Since the floods of 2011, we have been working tirelessly to restore one of Vermont’s finest recreational amenities -- the Island Line Trail’s Colchester Causeway -- and upgrade our bike ferry service. Why? Because riding the Island Line Trail has become such a popular activity for visitors and locals alike that far more people wanted to cross the gap in the causeway than our original boats could handle.
“Even running two six-passenger ferries, we regularly had long lines,” says Bike Ferry Captain and Island Line Coordinator, Brian Costello. “With the new 20-passenger ferry, we’ve taken the service to a whole new level. We can take more than three times as many people and the new boat can handle much rougher weather."

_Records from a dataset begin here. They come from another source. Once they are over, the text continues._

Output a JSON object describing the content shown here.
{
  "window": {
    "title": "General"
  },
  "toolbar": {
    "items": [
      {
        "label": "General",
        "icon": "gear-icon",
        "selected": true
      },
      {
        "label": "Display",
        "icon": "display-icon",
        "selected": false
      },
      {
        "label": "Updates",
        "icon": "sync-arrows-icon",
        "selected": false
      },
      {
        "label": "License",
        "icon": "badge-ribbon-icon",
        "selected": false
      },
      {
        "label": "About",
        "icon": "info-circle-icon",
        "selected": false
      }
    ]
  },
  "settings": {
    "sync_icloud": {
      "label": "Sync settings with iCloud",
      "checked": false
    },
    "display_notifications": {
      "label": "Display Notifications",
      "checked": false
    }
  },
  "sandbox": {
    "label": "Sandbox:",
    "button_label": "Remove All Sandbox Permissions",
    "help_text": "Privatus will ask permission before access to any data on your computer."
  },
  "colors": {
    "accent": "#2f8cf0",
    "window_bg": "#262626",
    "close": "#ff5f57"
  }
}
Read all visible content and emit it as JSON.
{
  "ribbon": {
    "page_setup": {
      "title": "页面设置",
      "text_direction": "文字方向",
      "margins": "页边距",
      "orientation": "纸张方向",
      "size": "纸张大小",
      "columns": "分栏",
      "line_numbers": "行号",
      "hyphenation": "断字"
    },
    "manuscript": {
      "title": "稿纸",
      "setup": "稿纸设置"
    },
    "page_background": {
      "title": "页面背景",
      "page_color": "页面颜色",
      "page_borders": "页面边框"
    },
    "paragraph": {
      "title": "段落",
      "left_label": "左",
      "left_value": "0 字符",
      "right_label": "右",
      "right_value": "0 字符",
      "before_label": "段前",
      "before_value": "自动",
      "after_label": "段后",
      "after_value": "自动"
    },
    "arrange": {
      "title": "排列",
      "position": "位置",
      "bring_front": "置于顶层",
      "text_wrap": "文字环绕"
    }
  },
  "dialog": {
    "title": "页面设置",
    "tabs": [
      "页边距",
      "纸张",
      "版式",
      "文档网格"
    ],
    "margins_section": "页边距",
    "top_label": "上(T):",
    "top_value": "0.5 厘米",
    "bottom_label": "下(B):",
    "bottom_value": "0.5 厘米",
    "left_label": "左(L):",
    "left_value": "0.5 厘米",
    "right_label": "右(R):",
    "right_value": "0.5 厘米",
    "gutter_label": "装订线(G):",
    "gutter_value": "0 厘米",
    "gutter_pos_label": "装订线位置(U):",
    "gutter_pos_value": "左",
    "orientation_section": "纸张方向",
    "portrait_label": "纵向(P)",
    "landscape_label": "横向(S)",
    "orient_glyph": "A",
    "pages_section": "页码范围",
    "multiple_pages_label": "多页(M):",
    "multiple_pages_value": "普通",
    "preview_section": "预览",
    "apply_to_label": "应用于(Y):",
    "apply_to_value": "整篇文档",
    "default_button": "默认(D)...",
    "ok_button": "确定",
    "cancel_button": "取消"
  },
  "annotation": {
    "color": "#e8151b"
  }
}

The combination of the new ferry and our new wave-attenuating docks is finally allowing us to offer the reliability and quality of service we’ve been dreaming of for the last 10 years. Our goal is to operate seven days a week even during high winds and severe weather! Read on to learn about the new Ferry -- and to meet "Bob," the dummy who keeps us on our toes...
This year, Burlington is organizing its first-ever "Open Streets" event. Open Streets BTV is a celebration of one of the city's largest public spaces -- our streets! On September 21 from 9:00 to 2:00, three miles of streets in the Old North End will be closed to cars and opened to people. Here is a rundown of how it'll work.
Q: What is Open Streets BTV?
A: Open Streets BTV will give residents and visitors an opportunity to mingle, play, and shop, all while promoting healthy living and active transportation. People of all ages will have the chance to travel several miles of neighborhood streets in a safe, car-free environment, enjoying fun and healthy activities along the way.
This is just the beginning! Our goal is to hold events in different neighborhoods throughout the city on an annual basis.
Open Streets BTV is inspired by the South American “Ciclovia” (pronounced see-cloh-vee-ah), which originated in Bogota, Colombia in 1976. The Open Streets movement has really grown in recent years, with initiatives currently taking place in more than 100 U.S. cities. For an inspiring look at how Open Streets works and what it does for communities, check out this Streetfilms video, The Rise of Open Streets.